Back in the lobby, the double doors have opened, and the crowd has begun its fervid auditorium-bound surge. On our way to our seats we're handed a complimentary green glow stick, completing the impression of totalizing uncool. Little did we know how essential to the Miku Expo experience they'd prove. Much about a Hatsune Miku performance resembles a concert like any other: one endures the same breastplate-punch of blockbuster bass, suffers the same knee-gelatinizing endurance test of all-night standing, enacts the same ritual of lip-reading and head-nodding to feebly communicate a passing witticism.
But the glow sticks are unique. "The glow sticks have a language," my friend observed about 20 minutes into the supporting act, and he was right—a language it seemed everyone in the room knew but us. The sticks were thrust, shaken, swirled and bobbed, in patterns of such dazzling complexity that they seemed to be delivering messages to low-flying aircraft. This was Hatsune Miku's first-ever concert in Canada. How did these Miku zealots know what to do?
Each stop on the Miku Expo tour, I gathered, is the brow-dampening effort of 20 union-bypassing Japanese workmen and a pair of ambiguously ethical 13-hour marathon workdays. Certainly the labour is evident: Twin LED candy canes and a battery of phosphorescent gumdrops flank the cable-strewn stage, as above looms what is quite unmistakably a tumescent light-up phallus, glittering with sublimated delight.
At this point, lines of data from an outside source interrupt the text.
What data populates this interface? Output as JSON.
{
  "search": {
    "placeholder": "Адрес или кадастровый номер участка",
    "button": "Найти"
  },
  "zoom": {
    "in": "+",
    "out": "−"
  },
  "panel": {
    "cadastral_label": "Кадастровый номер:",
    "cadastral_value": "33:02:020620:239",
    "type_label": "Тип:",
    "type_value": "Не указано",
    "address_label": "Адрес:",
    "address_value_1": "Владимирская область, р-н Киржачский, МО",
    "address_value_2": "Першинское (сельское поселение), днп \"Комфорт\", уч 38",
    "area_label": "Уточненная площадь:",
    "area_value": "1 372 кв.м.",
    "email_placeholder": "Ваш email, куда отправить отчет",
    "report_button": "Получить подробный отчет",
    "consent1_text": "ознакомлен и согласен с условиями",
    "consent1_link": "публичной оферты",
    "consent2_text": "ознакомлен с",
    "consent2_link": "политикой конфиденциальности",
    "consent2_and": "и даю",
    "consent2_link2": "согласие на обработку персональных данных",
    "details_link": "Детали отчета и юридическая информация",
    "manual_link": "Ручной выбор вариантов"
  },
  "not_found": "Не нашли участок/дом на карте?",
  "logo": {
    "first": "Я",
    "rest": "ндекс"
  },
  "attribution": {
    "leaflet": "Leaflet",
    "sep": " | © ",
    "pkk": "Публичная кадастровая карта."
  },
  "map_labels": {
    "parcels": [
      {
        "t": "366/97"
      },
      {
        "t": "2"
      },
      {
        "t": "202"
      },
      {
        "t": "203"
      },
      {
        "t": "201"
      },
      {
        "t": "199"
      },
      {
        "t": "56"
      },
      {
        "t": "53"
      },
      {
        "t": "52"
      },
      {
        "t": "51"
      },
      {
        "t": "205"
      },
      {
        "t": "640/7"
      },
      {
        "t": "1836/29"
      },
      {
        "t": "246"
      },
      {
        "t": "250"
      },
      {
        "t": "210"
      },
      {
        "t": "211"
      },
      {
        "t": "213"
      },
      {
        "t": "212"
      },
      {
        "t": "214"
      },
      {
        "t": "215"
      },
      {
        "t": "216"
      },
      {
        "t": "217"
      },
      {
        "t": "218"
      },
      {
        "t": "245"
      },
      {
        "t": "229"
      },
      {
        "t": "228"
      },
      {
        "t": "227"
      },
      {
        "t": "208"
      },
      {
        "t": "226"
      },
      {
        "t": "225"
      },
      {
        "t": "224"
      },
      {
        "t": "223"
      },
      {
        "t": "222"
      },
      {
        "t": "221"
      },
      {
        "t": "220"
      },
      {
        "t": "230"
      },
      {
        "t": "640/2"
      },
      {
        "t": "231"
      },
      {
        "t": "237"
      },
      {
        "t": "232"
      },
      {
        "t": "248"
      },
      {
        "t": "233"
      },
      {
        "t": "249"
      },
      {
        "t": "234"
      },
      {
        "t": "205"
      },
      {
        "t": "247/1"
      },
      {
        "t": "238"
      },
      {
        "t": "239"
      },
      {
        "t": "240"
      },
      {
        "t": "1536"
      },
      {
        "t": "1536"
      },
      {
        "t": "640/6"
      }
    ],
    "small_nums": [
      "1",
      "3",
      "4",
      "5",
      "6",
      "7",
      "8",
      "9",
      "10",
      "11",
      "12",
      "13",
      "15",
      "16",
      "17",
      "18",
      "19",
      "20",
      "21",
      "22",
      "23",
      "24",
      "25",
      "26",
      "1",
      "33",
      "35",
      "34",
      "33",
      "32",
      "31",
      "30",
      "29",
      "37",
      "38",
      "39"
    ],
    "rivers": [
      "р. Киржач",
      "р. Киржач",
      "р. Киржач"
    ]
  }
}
And in the center of it all is the milky plastic panel upon which Miku will be projected—a sort of oversize flat-screen television which, by way of some proprietary gimmick, makes everyone's favorite animated pop star stand out in 3D. "It's actually not that complicated," Kanae explained earlier. "But the fans are part of the production—it looks believable because they want to believe."
A reasonable explanation, I thought at the time. But in fact when Miku took the stage, so to speak, materializing in a spasm of brilliant pixels, the effect was genuinely astonishing. Hatsune Miku does look rather like a real person—or in any event a tangible and corporeal one. Lithely juddering through a compendium of her best-known J-pop numbers, including the quasi-breakthrough "World is Mine" and dozens of what to me were virtually identical songs, Miku seemed endowed with more or less the same qualities enjoyed by flesh-and-blood performers. From the distance of twenty or thirty rows, and amid the pleasant muddle of collective enthusiasm, one singing and dancing likeness seemed as good as any other.
Of course nobody present honestly believed they were seeing a real person. But then does anybody honestly believe that, say, Taylor Swift is a real person either? One can hardly get philosophical about the Miku Expo without sounding like an armchair Don DeLillo. Celebrity is itself a kind of non-reality, at concerts we're invariably in the presence of fame alone rather than another human, we prefer artifice to the truth on stage, etc. Best not to pursue the "does any pop star truly exist to us as anything more than virtual?" line too far.
As we exited the theatre early, scarcely an hour into a two-hour epic, I was relieved to find my mind fixated less on techno-spiritual anxieties or thoughts of the uncanny than on the exuberance and earnestness of the room we were leaving. People love Hatsune Miku. Their affection exists even if the pop star doesn't.
Calum Marsh is on Twitter.